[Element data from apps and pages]
________________

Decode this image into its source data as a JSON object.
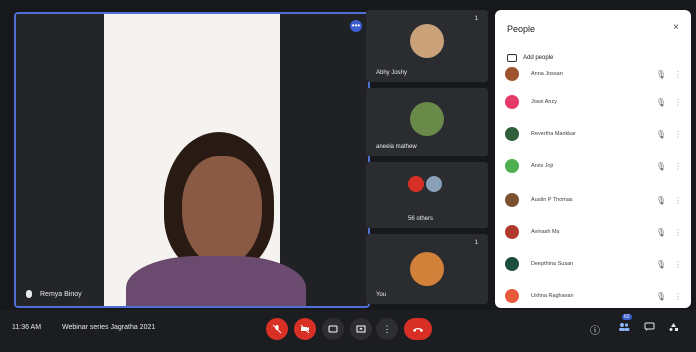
{
  "main_tile": {
    "participant_name": "Remya Binoy",
    "menu_label": "•••"
  },
  "side_tiles": [
    {
      "name": "Abhy Joshy",
      "count": "1"
    },
    {
      "name": "aneela mathew",
      "count": ""
    },
    {
      "name": "56 others",
      "count": ""
    },
    {
      "name": "You",
      "count": "1"
    }
  ],
  "people_panel": {
    "title": "People",
    "close_label": "×",
    "add_people_label": "Add people",
    "rows": [
      {
        "name": "Anna Jossan",
        "avatar_color": "#a0522d"
      },
      {
        "name": "Jossi Anzy",
        "avatar_color": "#e6396a"
      },
      {
        "name": "Revertha Mankkar",
        "avatar_color": "#2e5e3a"
      },
      {
        "name": "Arvis Joji",
        "avatar_color": "#4caf50"
      },
      {
        "name": "Austin P Thomas",
        "avatar_color": "#7a5230"
      },
      {
        "name": "Avinash Ms",
        "avatar_color": "#b23a2a"
      },
      {
        "name": "Deepthina Susan",
        "avatar_color": "#1f4d3b"
      },
      {
        "name": "Ushna Raghavan",
        "avatar_color": "#e85a3a"
      }
    ],
    "mic_off_icon": "🎙︎",
    "more_icon": "⋮"
  },
  "bottom_bar": {
    "time": "11:36 AM",
    "meeting_title": "Webinar series Jagratha 2021",
    "people_count": "62"
  }
}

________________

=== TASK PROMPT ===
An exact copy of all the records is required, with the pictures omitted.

=== ANSWER ===
Decode this image into its source data as a JSON object.
{
  "main_tile": {
    "participant_name": "Remya Binoy",
    "menu_label": "•••"
  },
  "side_tiles": [
    {
      "name": "Abhy Joshy",
      "count": "1"
    },
    {
      "name": "aneela mathew",
      "count": ""
    },
    {
      "name": "56 others",
      "count": ""
    },
    {
      "name": "You",
      "count": "1"
    }
  ],
  "people_panel": {
    "title": "People",
    "close_label": "×",
    "add_people_label": "Add people",
    "rows": [
      {
        "name": "Anna Jossan",
        "avatar_color": "#a0522d"
      },
      {
        "name": "Jossi Anzy",
        "avatar_color": "#e6396a"
      },
      {
        "name": "Revertha Mankkar",
        "avatar_color": "#2e5e3a"
      },
      {
        "name": "Arvis Joji",
        "avatar_color": "#4caf50"
      },
      {
        "name": "Austin P Thomas",
        "avatar_color": "#7a5230"
      },
      {
        "name": "Avinash Ms",
        "avatar_color": "#b23a2a"
      },
      {
        "name": "Deepthina Susan",
        "avatar_color": "#1f4d3b"
      },
      {
        "name": "Ushna Raghavan",
        "avatar_color": "#e85a3a"
      }
    ],
    "mic_off_icon": "🎙︎",
    "more_icon": "⋮"
  },
  "bottom_bar": {
    "time": "11:36 AM",
    "meeting_title": "Webinar series Jagratha 2021",
    "people_count": "62"
  }
}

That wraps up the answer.